Mental Health Benefits

Spending time with others can reduce stress levels and elevate our mood.  Socialization can also reduce symptoms of depression and promote feelings of happiness.  We are more likely to smile and laugh when we are social.  Developing a strong support system with others can also reduce anxiety.  

Enhanced Emotional Support

Connections with others reduce feelings of loneliness.  It allows us to share experiences with others who may be in a similar situation and build bonds.  Sharing helps boosts our self-esteem and improve coping mechanisms.  This is accomplished by receiving emotional reassurance from those around us.

Improved Physical Activity

We may increase our engagement of healthy behaviors, such as exercise, when we are around others.  Some find it easier to exercise when you have a partner or group who is also participating.  Leading an active lifestyle with routine exercise improves our mobility, balance, and strength, while reducing the risk for falls and injuries.

Improved Cognitive Health

Social activities stimulate the brain and help develop opportunities for learning.  For example, learning how to play a card game or a musical instrument improves brain health.  Engaging our brains in challenging activity every day reduces the risk for developing a cognitive impairment, such as dementia.

Benefits of Community Engagement

Remaining involved in our community, whether on a large or small scale, encourages us to stay informed while maintaining connections.  Opportunities to share values, beliefs and opinions creates a sense of community.  If you moved to a retirement community, the quality and quantity of socialization has probably increased.

Improved Quality of Life

Socialization allows for the opportunity of experiencing joy and laughter while leading a balanced life without loneliness.  It can promote relaxation, provide companionship and assists us in developing deeper relationships with old and new family and friends.

Enhanced Communication Skills

As we engage with others, we are fostering communication skills (both verbal and written).  This can be done during in-person conversation, over the phone, or through text and email.  Communication develops our emotional intelligence and sense of empathy.  It also shows us different techniques that may be beneficial for conflict resolution.

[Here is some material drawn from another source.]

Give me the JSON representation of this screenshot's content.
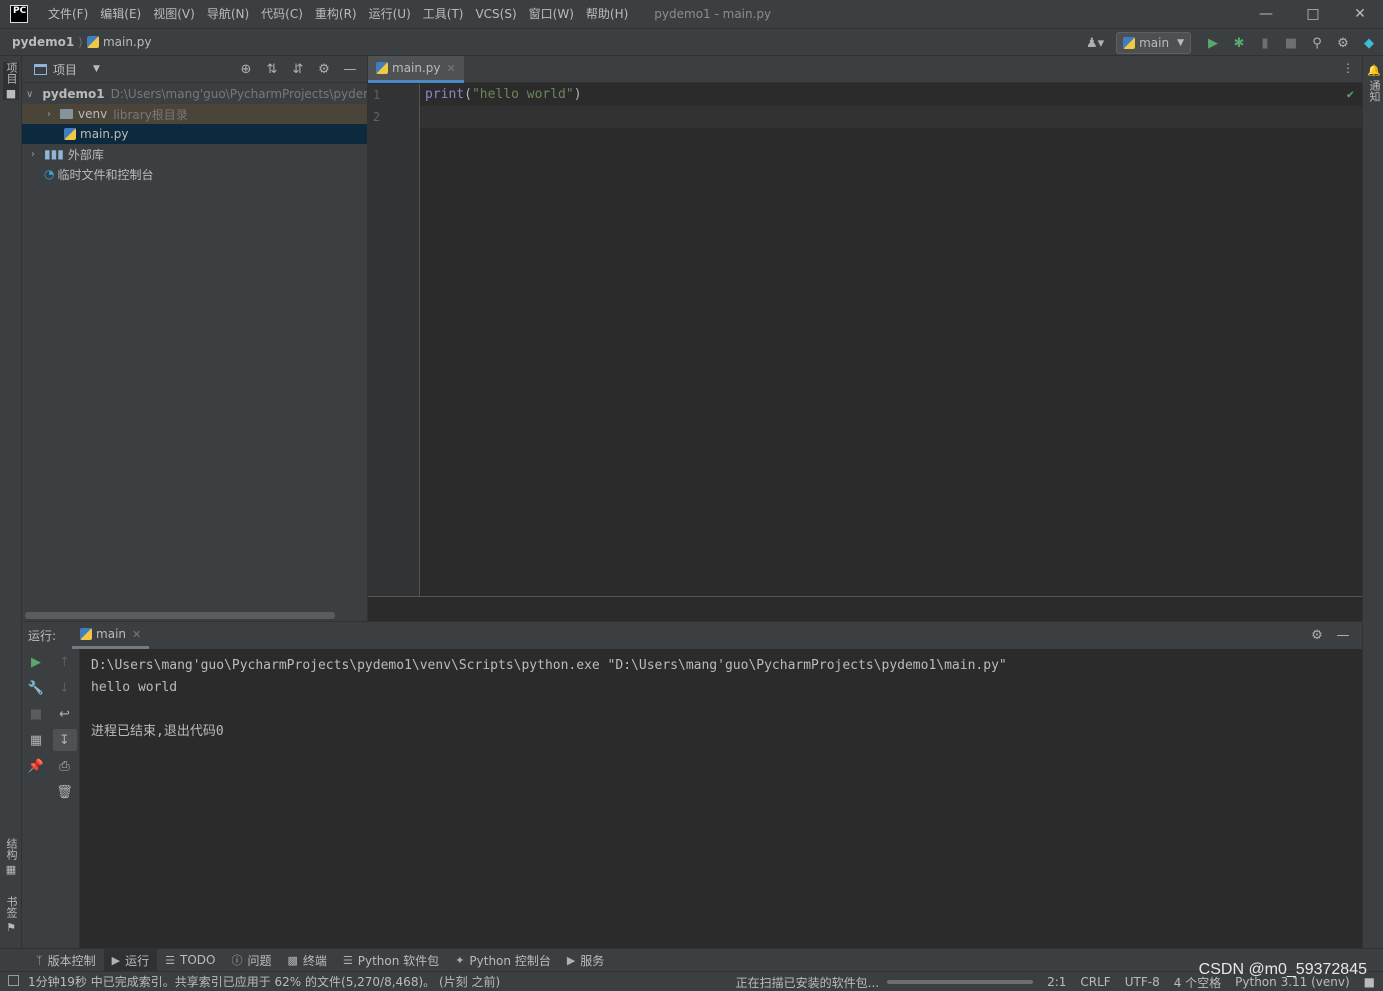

Building a Sense of Purpose

Socialization creates a sense of belonging when we interact with others.  It allows us to contribute to society and feel needed or important.  Working as a team can develop a positive outlook as we collaborate towards a common goal.

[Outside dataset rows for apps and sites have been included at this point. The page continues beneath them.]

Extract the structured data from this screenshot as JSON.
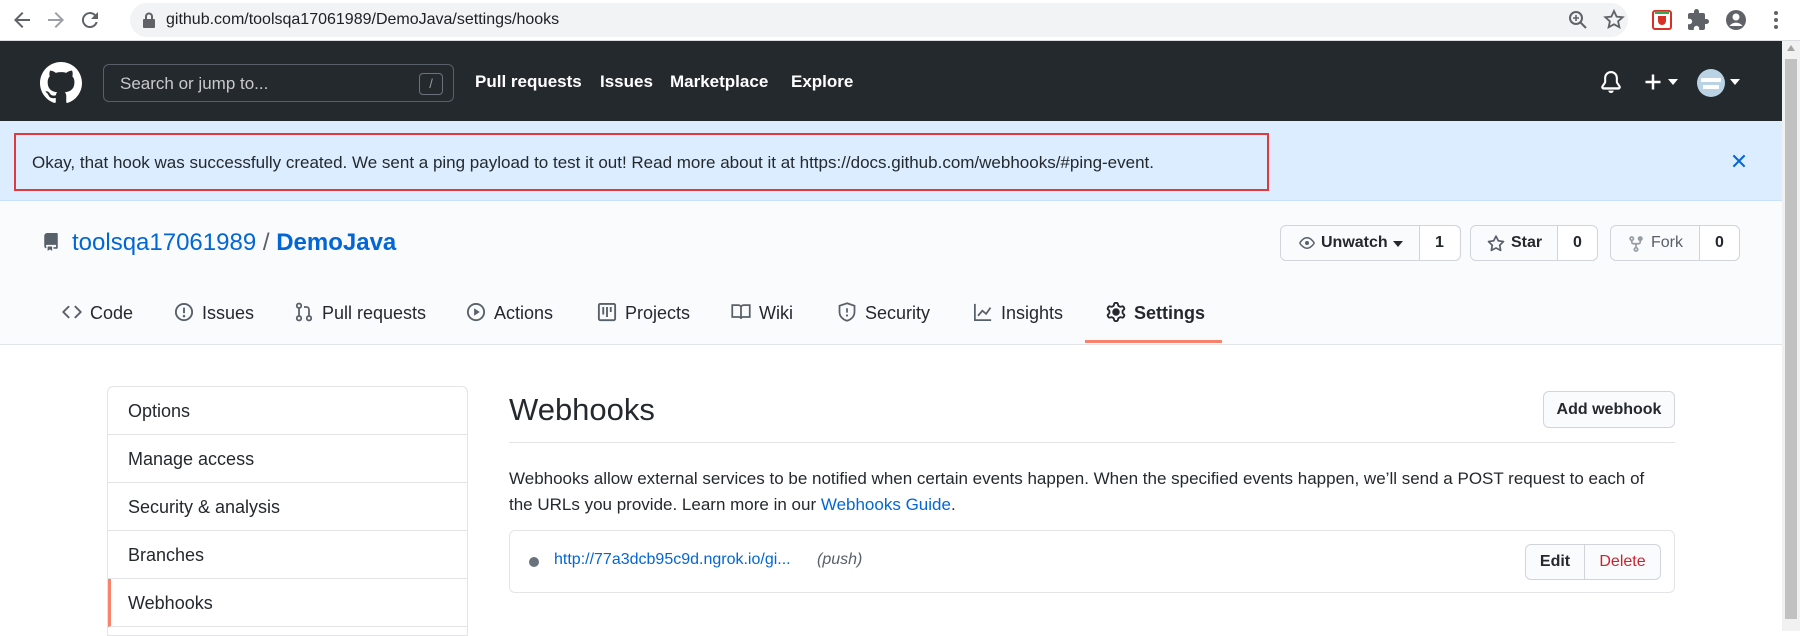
{
  "browser": {
    "url": "github.com/toolsqa17061989/DemoJava/settings/hooks",
    "icons": [
      "back-icon",
      "forward-icon",
      "reload-icon",
      "lock-icon",
      "zoom-icon",
      "star-icon",
      "extension-pdf-icon",
      "puzzle-icon",
      "profile-icon",
      "kebab-menu-icon"
    ]
  },
  "header": {
    "search_placeholder": "Search or jump to...",
    "search_shortcut": "/",
    "nav": [
      "Pull requests",
      "Issues",
      "Marketplace",
      "Explore"
    ]
  },
  "flash": {
    "message": "Okay, that hook was successfully created. We sent a ping payload to test it out! Read more about it at https://docs.github.com/webhooks/#ping-event."
  },
  "repo": {
    "owner": "toolsqa17061989",
    "separator": "/",
    "name": "DemoJava",
    "watch_label": "Unwatch",
    "watch_count": "1",
    "star_label": "Star",
    "star_count": "0",
    "fork_label": "Fork",
    "fork_count": "0"
  },
  "tabs": [
    {
      "label": "Code",
      "icon": "code-icon"
    },
    {
      "label": "Issues",
      "icon": "issue-icon"
    },
    {
      "label": "Pull requests",
      "icon": "pull-request-icon"
    },
    {
      "label": "Actions",
      "icon": "play-icon"
    },
    {
      "label": "Projects",
      "icon": "project-icon"
    },
    {
      "label": "Wiki",
      "icon": "book-icon"
    },
    {
      "label": "Security",
      "icon": "shield-icon"
    },
    {
      "label": "Insights",
      "icon": "graph-icon"
    },
    {
      "label": "Settings",
      "icon": "gear-icon",
      "selected": true
    }
  ],
  "sidebar": {
    "items": [
      "Options",
      "Manage access",
      "Security & analysis",
      "Branches",
      "Webhooks"
    ],
    "selected": "Webhooks"
  },
  "main": {
    "title": "Webhooks",
    "add_button": "Add webhook",
    "description_before_link": "Webhooks allow external services to be notified when certain events happen. When the specified events happen, we’ll send a POST request to each of the URLs you provide. Learn more in our ",
    "description_link": "Webhooks Guide",
    "description_after_link": ".",
    "hook": {
      "url": "http://77a3dcb95c9d.ngrok.io/gi...",
      "events": "(push)",
      "edit_label": "Edit",
      "delete_label": "Delete"
    }
  },
  "colors": {
    "header_bg": "#24292e",
    "flash_bg": "#dbedff",
    "highlight_border": "#e0393e",
    "link": "#0366d6",
    "tab_selected": "#f9826c",
    "danger": "#cb2431"
  }
}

Fostering Resilience

As we share experiences with others and listen to their perspective, we are building the ability to adapt and become resilient in challenging situations.  We learn from others and may be inclined to consider another coping mechanism if it worked for someone else.  Strong social ties can help navigate life transitions, losses and challenges.

Engage in Socialization for Healthy Aging (aim for 1-3 hours every day)

Attend activities in the community

Use technology such as phone calls or video calls to stay connected to friends and family

Volunteer in the community

Attend the 50+ Center or another gym in your area

Join a group or club 

Host a monthly gathering to bring people together

Take a new class to learn a new talent or reignite a lost passion

Interact with others on online platforms such as Facebook or Zoom

In conclusion, the profound impact of social connections on our health and well-being as we age cannot be overstated.  By actively maintaining and nurturing these bonds, we can enhance our physical, emotional and cognitive health, leading to a more fulfilling and vibrant life.  It’s never too late to strengthen old or build new relationships.  If you or a loved one need personalized support in navigating healthy aging, contact me to learn more about aging case management.  Together, we can create a supportive plan that helps you thrive in every stage of life.